EXERCISE DIRECTIONS: Reproduce the records below in their entirety, exactly as shown.

DATA UNDER STUDY:
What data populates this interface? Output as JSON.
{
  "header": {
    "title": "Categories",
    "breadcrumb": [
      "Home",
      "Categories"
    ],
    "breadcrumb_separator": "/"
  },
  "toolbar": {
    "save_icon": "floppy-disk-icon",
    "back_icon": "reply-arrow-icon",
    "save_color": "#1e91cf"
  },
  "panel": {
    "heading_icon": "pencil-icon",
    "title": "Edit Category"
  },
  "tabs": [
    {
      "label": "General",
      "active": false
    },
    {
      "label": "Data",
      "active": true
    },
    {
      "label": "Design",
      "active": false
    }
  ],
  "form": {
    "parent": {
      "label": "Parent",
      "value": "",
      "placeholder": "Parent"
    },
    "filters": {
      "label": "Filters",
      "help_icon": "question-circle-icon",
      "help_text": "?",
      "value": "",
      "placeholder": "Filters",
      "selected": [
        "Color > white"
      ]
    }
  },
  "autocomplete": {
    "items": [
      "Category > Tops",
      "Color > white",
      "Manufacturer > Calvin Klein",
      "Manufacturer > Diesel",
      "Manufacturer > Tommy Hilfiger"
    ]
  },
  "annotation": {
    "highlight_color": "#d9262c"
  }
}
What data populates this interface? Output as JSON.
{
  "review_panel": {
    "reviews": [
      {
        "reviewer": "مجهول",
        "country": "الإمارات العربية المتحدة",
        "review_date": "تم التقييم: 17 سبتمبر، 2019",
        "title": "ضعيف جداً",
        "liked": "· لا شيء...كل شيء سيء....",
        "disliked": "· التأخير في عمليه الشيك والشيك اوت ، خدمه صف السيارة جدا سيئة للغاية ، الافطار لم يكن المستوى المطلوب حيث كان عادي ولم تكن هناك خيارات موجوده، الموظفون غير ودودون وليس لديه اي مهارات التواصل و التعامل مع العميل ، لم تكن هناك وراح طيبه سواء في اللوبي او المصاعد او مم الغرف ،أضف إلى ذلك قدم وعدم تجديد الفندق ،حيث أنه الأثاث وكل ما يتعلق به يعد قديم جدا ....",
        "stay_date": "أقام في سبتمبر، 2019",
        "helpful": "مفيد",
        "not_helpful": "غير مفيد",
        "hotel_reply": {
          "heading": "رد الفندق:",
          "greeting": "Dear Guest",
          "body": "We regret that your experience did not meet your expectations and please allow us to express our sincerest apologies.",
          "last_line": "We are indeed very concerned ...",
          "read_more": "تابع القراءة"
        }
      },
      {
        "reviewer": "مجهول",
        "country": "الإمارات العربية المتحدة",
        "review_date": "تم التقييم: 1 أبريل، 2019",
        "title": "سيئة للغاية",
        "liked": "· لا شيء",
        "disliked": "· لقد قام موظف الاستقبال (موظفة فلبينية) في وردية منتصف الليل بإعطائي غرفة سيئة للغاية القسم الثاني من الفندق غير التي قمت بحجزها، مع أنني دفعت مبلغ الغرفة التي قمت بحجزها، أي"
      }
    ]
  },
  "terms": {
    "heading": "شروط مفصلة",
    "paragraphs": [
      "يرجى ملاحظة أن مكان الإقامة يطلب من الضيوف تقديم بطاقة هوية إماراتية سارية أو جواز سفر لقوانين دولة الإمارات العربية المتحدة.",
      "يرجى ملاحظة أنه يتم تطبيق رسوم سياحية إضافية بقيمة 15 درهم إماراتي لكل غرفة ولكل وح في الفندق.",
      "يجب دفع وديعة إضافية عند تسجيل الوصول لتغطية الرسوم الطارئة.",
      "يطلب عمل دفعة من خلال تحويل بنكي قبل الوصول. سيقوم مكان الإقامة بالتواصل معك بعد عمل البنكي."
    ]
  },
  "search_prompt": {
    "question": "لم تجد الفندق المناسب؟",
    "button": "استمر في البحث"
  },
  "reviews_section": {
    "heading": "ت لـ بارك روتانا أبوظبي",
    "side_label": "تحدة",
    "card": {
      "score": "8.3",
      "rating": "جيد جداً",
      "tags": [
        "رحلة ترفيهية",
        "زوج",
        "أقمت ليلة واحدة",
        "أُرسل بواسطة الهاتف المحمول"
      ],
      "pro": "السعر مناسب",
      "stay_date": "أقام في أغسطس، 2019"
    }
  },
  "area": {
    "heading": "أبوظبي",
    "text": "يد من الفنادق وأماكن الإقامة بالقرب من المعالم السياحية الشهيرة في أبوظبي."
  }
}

RESULT FOR THIS EXERCISE:
What data populates this interface? Output as JSON.
{
  "header": {
    "title": "Categories",
    "breadcrumb": [
      "Home",
      "Categories"
    ],
    "breadcrumb_separator": "/"
  },
  "toolbar": {
    "save_icon": "floppy-disk-icon",
    "back_icon": "reply-arrow-icon",
    "save_color": "#1e91cf"
  },
  "panel": {
    "heading_icon": "pencil-icon",
    "title": "Edit Category"
  },
  "tabs": [
    {
      "label": "General",
      "active": false
    },
    {
      "label": "Data",
      "active": true
    },
    {
      "label": "Design",
      "active": false
    }
  ],
  "form": {
    "parent": {
      "label": "Parent",
      "value": "",
      "placeholder": "Parent"
    },
    "filters": {
      "label": "Filters",
      "help_icon": "question-circle-icon",
      "help_text": "?",
      "value": "",
      "placeholder": "Filters",
      "selected": [
        "Color > white"
      ]
    }
  },
  "autocomplete": {
    "items": [
      "Category > Tops",
      "Color > white",
      "Manufacturer > Calvin Klein",
      "Manufacturer > Diesel",
      "Manufacturer > Tommy Hilfiger"
    ]
  },
  "annotation": {
    "highlight_color": "#d9262c"
  }
}
What data populates this interface? Output as JSON.
{
  "review_panel": {
    "reviews": [
      {
        "reviewer": "مجهول",
        "country": "الإمارات العربية المتحدة",
        "review_date": "تم التقييم: 17 سبتمبر، 2019",
        "title": "ضعيف جداً",
        "liked": "· لا شيء...كل شيء سيء....",
        "disliked": "· التأخير في عمليه الشيك والشيك اوت ، خدمه صف السيارة جدا سيئة للغاية ، الافطار لم يكن المستوى المطلوب حيث كان عادي ولم تكن هناك خيارات موجوده، الموظفون غير ودودون وليس لديه اي مهارات التواصل و التعامل مع العميل ، لم تكن هناك وراح طيبه سواء في اللوبي او المصاعد او مم الغرف ،أضف إلى ذلك قدم وعدم تجديد الفندق ،حيث أنه الأثاث وكل ما يتعلق به يعد قديم جدا ....",
        "stay_date": "أقام في سبتمبر، 2019",
        "helpful": "مفيد",
        "not_helpful": "غير مفيد",
        "hotel_reply": {
          "heading": "رد الفندق:",
          "greeting": "Dear Guest",
          "body": "We regret that your experience did not meet your expectations and please allow us to express our sincerest apologies.",
          "last_line": "We are indeed very concerned ...",
          "read_more": "تابع القراءة"
        }
      },
      {
        "reviewer": "مجهول",
        "country": "الإمارات العربية المتحدة",
        "review_date": "تم التقييم: 1 أبريل، 2019",
        "title": "سيئة للغاية",
        "liked": "· لا شيء",
        "disliked": "· لقد قام موظف الاستقبال (موظفة فلبينية) في وردية منتصف الليل بإعطائي غرفة سيئة للغاية القسم الثاني من الفندق غير التي قمت بحجزها، مع أنني دفعت مبلغ الغرفة التي قمت بحجزها، أي"
      }
    ]
  },
  "terms": {
    "heading": "شروط مفصلة",
    "paragraphs": [
      "يرجى ملاحظة أن مكان الإقامة يطلب من الضيوف تقديم بطاقة هوية إماراتية سارية أو جواز سفر لقوانين دولة الإمارات العربية المتحدة.",
      "يرجى ملاحظة أنه يتم تطبيق رسوم سياحية إضافية بقيمة 15 درهم إماراتي لكل غرفة ولكل وح في الفندق.",
      "يجب دفع وديعة إضافية عند تسجيل الوصول لتغطية الرسوم الطارئة.",
      "يطلب عمل دفعة من خلال تحويل بنكي قبل الوصول. سيقوم مكان الإقامة بالتواصل معك بعد عمل البنكي."
    ]
  },
  "search_prompt": {
    "question": "لم تجد الفندق المناسب؟",
    "button": "استمر في البحث"
  },
  "reviews_section": {
    "heading": "ت لـ بارك روتانا أبوظبي",
    "side_label": "تحدة",
    "card": {
      "score": "8.3",
      "rating": "جيد جداً",
      "tags": [
        "رحلة ترفيهية",
        "زوج",
        "أقمت ليلة واحدة",
        "أُرسل بواسطة الهاتف المحمول"
      ],
      "pro": "السعر مناسب",
      "stay_date": "أقام في أغسطس، 2019"
    }
  },
  "area": {
    "heading": "أبوظبي",
    "text": "يد من الفنادق وأماكن الإقامة بالقرب من المعالم السياحية الشهيرة في أبوظبي."
  }
}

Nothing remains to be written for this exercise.